Thank You, and a gift

I just want to say thanks to all of those who have responded -- in comments, in emails, on the phone, and in person -- to my r ather sad end-of-the-year post , and who have said, in essence, Buck Up. Reading's not in decline... you've done so much already... a bookstore is worth waiting for... you'll do it someday... etc. You're all awesome. Your enthusiasm and optimism, and your confidence in me, is like fuel to a fire. It's so good to have that encouragement -- better even than money. Aside from finally getting over a lingering stomachache I had over New Year's, your comments are the only thing to which I can attribute getting out of the blue funk I've been in. I'm excited again, and ready to roll up my sleeves. I've just rediscovered an old favorite, Arts & Letters Daily , that great clearinghouse for the ideas being tossed about in the world, and I'm adding it to my Google homepage. Serendipitously enough, today there's a link to

Reading habits, pre- and post- film age

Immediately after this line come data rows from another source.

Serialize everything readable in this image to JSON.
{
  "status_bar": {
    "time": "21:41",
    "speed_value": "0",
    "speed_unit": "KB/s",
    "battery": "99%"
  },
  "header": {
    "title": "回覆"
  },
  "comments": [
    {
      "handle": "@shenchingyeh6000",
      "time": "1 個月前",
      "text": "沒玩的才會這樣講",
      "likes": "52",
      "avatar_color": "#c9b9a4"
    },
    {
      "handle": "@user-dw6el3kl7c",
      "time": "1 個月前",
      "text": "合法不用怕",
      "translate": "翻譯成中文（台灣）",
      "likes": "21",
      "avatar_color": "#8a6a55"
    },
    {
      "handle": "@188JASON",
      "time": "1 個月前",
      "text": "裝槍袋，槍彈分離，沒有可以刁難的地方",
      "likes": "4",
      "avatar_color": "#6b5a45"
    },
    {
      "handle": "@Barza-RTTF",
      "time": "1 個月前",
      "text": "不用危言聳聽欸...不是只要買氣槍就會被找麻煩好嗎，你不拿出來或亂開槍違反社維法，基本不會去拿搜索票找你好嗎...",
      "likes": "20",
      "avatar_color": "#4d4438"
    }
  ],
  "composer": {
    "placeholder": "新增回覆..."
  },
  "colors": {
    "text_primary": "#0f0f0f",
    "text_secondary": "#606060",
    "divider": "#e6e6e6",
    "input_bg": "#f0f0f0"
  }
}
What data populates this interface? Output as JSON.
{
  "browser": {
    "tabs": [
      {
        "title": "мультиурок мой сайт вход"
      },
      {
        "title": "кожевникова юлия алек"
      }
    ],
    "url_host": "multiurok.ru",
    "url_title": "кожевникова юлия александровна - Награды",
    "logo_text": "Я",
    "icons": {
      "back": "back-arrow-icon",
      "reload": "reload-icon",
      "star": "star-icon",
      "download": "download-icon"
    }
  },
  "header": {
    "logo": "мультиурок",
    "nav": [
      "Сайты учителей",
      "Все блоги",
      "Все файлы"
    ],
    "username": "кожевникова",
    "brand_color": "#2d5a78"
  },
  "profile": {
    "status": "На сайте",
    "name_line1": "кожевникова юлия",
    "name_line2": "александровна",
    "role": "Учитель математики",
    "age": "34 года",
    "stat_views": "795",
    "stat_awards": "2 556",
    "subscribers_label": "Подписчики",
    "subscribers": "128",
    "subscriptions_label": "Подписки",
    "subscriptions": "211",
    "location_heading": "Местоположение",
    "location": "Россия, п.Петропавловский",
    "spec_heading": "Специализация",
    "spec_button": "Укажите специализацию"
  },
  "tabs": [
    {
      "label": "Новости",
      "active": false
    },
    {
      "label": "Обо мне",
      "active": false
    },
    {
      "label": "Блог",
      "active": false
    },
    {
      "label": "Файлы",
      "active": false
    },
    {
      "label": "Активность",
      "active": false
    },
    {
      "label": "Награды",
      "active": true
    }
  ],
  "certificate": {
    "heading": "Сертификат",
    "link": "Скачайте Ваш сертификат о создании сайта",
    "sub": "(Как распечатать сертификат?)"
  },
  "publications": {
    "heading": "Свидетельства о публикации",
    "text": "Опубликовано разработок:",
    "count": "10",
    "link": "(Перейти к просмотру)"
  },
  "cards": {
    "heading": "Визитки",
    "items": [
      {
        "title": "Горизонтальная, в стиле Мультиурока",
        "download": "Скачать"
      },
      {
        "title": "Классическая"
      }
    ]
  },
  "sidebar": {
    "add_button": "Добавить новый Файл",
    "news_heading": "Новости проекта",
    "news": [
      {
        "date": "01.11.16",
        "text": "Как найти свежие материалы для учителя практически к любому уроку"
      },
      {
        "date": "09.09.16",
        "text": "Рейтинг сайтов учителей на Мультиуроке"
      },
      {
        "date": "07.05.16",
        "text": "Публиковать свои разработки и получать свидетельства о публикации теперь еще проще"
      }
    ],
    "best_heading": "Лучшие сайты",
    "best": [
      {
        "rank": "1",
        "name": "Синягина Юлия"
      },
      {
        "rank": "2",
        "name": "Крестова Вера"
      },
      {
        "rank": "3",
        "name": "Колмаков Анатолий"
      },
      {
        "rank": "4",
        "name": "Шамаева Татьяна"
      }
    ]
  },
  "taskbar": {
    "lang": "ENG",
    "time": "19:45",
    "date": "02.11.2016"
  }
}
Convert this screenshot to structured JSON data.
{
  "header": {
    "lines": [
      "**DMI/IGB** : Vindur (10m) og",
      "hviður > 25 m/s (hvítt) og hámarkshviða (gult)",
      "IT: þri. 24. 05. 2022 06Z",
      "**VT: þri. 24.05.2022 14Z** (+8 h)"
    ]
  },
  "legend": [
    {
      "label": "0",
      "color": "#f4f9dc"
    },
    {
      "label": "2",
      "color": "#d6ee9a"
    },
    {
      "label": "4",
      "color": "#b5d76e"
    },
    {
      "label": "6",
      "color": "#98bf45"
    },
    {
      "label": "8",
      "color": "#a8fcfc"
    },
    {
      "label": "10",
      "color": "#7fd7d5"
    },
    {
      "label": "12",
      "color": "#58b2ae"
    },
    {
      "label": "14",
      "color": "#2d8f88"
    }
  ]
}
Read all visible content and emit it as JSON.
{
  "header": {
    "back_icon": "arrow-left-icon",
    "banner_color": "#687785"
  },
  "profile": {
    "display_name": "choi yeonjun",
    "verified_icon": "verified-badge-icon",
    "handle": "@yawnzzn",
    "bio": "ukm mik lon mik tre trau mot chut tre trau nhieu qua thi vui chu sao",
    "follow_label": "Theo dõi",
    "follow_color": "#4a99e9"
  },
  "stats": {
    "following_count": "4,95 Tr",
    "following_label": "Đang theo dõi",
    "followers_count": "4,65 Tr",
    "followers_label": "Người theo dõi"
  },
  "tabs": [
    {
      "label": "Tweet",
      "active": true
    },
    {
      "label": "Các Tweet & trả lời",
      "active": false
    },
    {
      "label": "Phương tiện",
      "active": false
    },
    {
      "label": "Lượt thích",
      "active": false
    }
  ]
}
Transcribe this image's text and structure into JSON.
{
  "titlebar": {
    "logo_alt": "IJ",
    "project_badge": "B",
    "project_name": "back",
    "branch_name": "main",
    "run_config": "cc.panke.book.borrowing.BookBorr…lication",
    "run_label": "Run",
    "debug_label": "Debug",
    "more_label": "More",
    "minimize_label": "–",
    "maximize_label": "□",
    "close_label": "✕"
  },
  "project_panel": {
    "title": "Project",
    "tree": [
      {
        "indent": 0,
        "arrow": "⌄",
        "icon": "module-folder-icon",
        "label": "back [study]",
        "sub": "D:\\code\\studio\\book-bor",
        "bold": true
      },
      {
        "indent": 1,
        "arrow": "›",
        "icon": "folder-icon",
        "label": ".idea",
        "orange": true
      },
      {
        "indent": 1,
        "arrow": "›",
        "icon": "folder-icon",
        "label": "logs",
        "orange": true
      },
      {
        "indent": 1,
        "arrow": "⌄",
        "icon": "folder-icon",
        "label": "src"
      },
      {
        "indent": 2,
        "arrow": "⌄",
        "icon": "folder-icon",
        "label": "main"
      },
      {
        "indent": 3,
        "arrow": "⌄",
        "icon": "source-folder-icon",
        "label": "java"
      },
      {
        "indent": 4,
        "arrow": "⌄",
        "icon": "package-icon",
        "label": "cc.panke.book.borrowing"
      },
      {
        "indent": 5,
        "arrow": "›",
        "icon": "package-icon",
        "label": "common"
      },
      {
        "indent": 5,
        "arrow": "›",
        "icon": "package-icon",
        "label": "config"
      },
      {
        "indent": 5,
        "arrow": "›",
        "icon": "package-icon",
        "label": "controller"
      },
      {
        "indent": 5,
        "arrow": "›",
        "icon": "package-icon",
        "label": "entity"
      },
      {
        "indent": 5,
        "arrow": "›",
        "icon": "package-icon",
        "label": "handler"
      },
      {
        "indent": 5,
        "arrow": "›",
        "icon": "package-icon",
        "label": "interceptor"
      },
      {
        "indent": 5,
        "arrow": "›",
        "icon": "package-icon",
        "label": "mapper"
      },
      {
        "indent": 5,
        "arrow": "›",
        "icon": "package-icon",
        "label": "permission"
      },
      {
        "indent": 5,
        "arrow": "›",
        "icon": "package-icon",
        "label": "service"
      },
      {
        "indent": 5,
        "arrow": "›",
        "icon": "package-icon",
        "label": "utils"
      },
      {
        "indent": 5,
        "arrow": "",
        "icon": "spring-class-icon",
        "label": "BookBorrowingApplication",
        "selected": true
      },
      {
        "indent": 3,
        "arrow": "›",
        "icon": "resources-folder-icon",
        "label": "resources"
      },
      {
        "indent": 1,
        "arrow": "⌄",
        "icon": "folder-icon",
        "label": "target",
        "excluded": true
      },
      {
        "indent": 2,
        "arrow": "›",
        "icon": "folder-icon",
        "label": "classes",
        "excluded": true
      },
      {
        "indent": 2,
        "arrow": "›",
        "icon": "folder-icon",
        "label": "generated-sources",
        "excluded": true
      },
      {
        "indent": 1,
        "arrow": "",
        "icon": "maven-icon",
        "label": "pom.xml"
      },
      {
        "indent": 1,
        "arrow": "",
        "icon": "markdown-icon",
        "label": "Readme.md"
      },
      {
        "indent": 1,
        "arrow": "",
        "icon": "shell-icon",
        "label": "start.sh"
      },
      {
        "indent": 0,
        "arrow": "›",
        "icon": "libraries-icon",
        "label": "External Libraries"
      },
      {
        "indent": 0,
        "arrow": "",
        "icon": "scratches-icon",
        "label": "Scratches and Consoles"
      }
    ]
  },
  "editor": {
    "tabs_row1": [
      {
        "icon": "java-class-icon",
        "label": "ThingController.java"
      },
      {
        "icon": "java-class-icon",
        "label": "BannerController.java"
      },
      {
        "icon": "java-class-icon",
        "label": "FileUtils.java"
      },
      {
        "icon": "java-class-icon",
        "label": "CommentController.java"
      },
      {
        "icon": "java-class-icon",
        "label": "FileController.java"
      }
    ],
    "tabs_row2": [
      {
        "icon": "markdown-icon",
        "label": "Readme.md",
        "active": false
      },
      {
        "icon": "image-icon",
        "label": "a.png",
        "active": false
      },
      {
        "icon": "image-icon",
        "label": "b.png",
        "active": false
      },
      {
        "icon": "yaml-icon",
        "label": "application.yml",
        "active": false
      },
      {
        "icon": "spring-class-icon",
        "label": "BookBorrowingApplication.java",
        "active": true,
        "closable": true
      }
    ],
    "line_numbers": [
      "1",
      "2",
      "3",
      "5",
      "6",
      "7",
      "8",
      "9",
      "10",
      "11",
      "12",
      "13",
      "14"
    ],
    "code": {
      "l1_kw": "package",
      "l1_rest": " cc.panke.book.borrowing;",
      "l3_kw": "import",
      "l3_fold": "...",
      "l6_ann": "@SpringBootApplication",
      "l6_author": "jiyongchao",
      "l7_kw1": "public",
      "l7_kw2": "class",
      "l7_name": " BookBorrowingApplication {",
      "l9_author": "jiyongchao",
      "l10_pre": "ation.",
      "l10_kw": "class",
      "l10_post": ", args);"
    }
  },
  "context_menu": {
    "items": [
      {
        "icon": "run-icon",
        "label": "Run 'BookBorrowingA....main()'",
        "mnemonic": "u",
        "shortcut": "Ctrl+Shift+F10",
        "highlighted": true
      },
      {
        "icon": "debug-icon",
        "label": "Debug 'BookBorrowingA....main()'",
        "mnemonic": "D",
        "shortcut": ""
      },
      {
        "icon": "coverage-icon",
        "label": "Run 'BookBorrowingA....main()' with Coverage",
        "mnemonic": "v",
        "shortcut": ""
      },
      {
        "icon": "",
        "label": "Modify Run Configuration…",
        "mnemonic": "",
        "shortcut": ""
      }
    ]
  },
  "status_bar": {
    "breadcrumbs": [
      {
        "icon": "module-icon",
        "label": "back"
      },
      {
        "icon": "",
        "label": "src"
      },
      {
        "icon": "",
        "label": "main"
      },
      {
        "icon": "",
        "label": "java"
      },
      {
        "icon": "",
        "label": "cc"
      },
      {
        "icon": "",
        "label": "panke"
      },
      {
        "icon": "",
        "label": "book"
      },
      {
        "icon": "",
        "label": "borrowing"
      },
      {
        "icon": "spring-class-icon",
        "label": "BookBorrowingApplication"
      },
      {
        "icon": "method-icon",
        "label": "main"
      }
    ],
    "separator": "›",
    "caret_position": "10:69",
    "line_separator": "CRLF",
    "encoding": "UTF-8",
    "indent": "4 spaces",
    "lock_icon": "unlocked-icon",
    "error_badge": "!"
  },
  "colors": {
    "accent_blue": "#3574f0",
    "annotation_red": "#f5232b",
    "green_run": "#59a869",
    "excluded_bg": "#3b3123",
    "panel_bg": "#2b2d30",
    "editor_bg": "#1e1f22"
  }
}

Just when I needed a bit of cheering up about the ol' "decline of reading" hobbyhorse, my friend Mark sent me this great bit of opinion from John McWhorter's column in the New York Sun: America in 1907 read more than most of us. But did America of 1907 read smarter than us? Transported back to America in 1907, would we savor a book culture less dumbed down than ours? Well, let's take a look at the bestselling fiction of 1907. All 10 were potboilers unknown today. The top seller was "The Lady of the Decoration" by one Frances Little. Others on the list included the likes of "The Port of Missing Men" and "Half a Rogue." Sounds a lot like the mass market portion of the New York Times Bestseller list, eh? At least in paperback fiction we've got Atonement and Water For Elephants (which started out on the BookSense bestseller list , a compilation of sales just from indie bookstores, that tends to be decidedly more "literary&